Yolanda is carrying estimated rainfall from 10 mm to 30 mm per hour (heavy to intense) within its 600 km diameter.
"Residents in low lying and mountainous areas under signal #4, #3,#2, and #1 are alerted against possible flashfloods and landslides," PAGASA warned.
"Likewise, those living in coastal areas under signal #4, #3 and #2 are alerted against storm surges which may reach up to 7-meter wave height," it added.
PNoy: Prepare for typhoon
President Benigno Aquino urged the public to make all possible preparations for the typhoon Haiyan.
"To our local officials, your constituents are facing a serious peril. Let us do all we can while (Haiyan) has not yet hit land," Aquino said in a nationally televised address.
"We can minimize the effects of this typhoon if we help each other. Let us remain calm, especially in buying our primary needs, and in moving to safer places."
Aquino warned that areas within typhoon's front would be exposed to severe flooding as well as devastating winds, while coastal areas may see waves 20 feet high.
State weather forecaster Glaize Escullar said Haiyan was expected to hit areas still recovering from a devastating storm in 2011 and from a 7.2-magnitude quake last month.
They include the central island of Bohol, the epicenter of the earthquake that killed 222 people, where at least 5,000 survivors are still living in tents while waiting for new homes.
"The provincial governor has ordered local disaster officials to ensure that pre-emptive evacuations are done, both for those living in tents as well as those in flood-prone areas," Bohol provincial administrator Alfonso Damalerio told AFP.
Other vulnerable areas are the port cities of Cagayan de Oro and Iligan on the southern island of Mindanao, where flash floods induced by Tropical Storm Washi killed more than 1,000 people in December 2011.
Authorities said evacuations were taking place in many other towns and villages in Haiyan's path, while schools were closed, ferry services suspended and fishermen ordered to secure their vessels.
Philippine Airlines, Cebu Pacific, and other carriers announced the suspension of hundreds of flights, mostly domestic but also some international.
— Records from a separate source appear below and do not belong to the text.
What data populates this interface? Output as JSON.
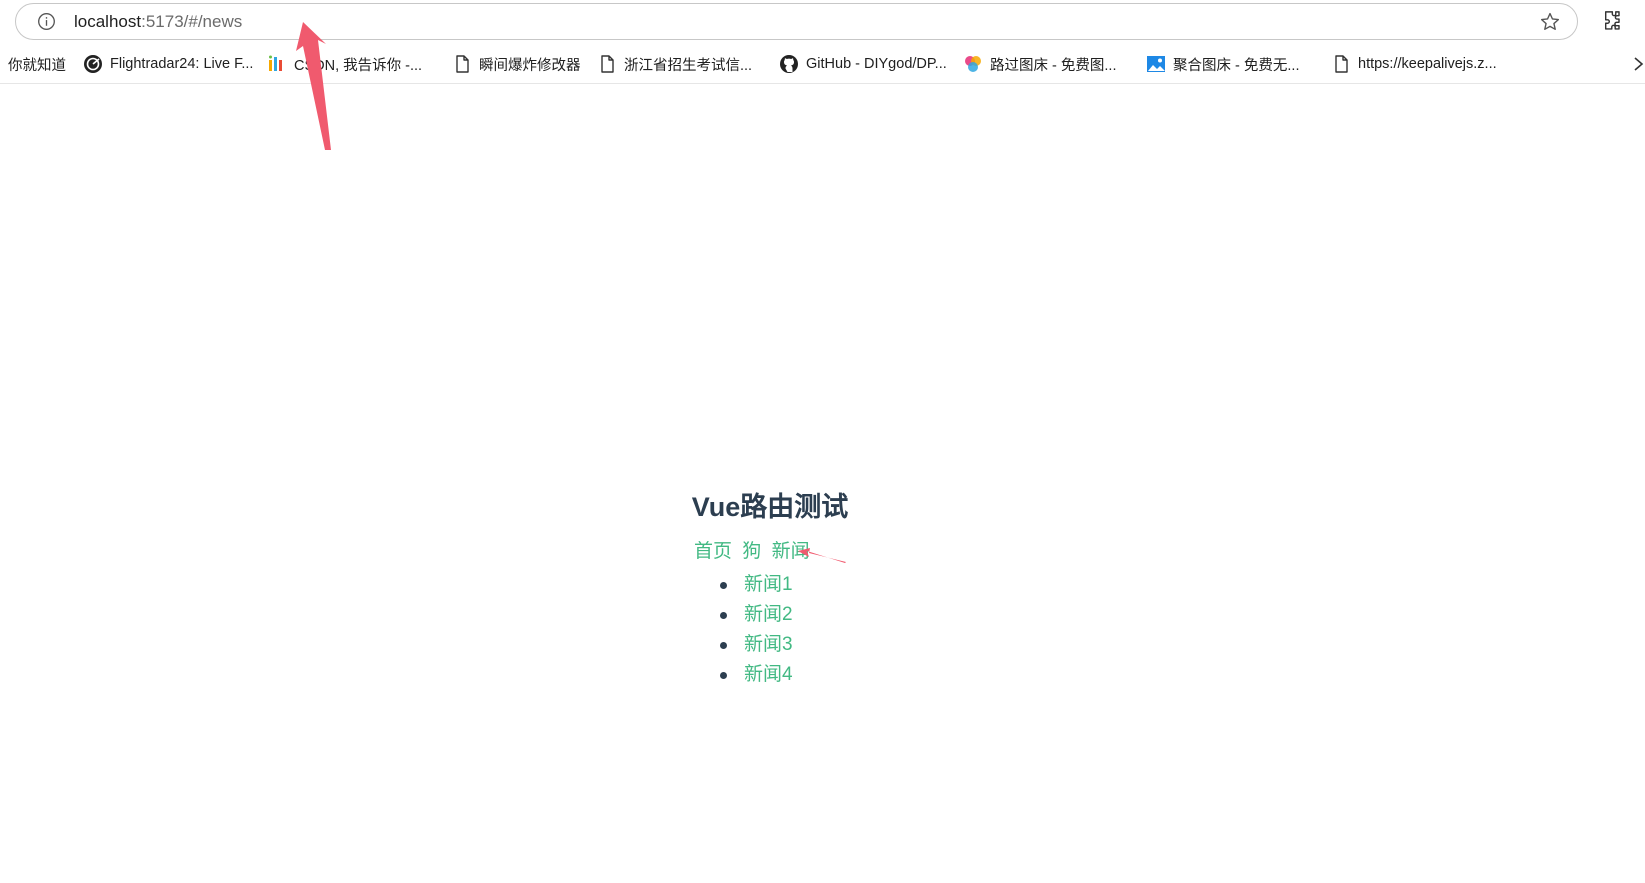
{
  "browser": {
    "url_host": "localhost",
    "url_rest": ":5173/#/news"
  },
  "bookmarks": [
    {
      "label": "你就知道",
      "icon": "none"
    },
    {
      "label": "Flightradar24: Live F...",
      "icon": "radar-icon"
    },
    {
      "label": "CSDN, 我告诉你 -...",
      "icon": "csdn-icon"
    },
    {
      "label": "瞬间爆炸修改器",
      "icon": "page-icon"
    },
    {
      "label": "浙江省招生考试信...",
      "icon": "page-icon"
    },
    {
      "label": "GitHub - DIYgod/DP...",
      "icon": "github-icon"
    },
    {
      "label": "路过图床 - 免费图...",
      "icon": "circles-icon"
    },
    {
      "label": "聚合图床 - 免费无...",
      "icon": "image-icon"
    },
    {
      "label": "https://keepalivejs.z...",
      "icon": "page-icon"
    }
  ],
  "app": {
    "title": "Vue路由测试",
    "nav": [
      {
        "label": "首页"
      },
      {
        "label": "狗"
      },
      {
        "label": "新闻"
      }
    ],
    "news": [
      {
        "label": "新闻1"
      },
      {
        "label": "新闻2"
      },
      {
        "label": "新闻3"
      },
      {
        "label": "新闻4"
      }
    ]
  },
  "colors": {
    "link": "#42b983",
    "text": "#2c3e50",
    "annotation": "#f05a6e"
  }
}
The Philippines is battered by an average of 20 major storms or typhoons each year, many of them deadly, but scientists have said climate change may be increasing their ferocity and frequency.
The Philippines endured the world's strongest storm of 2012, when Typhoon Pablo (Bopha) left about 2,000 people dead or missing on Mindanao island in December.
The Global Disaster Alert and Coordination System, jointly run by the United Nations and the European Commission, said nearly 16 million people, including more than 12 million from the Philippines, were at risk from Yolanda.
The others were in Laos and Vietnam, which are forecast to be hit on Sunday, it said on its website.
"[The typhoon] can have a high humanitarian impact," it said. - with a report from Agence France-Presse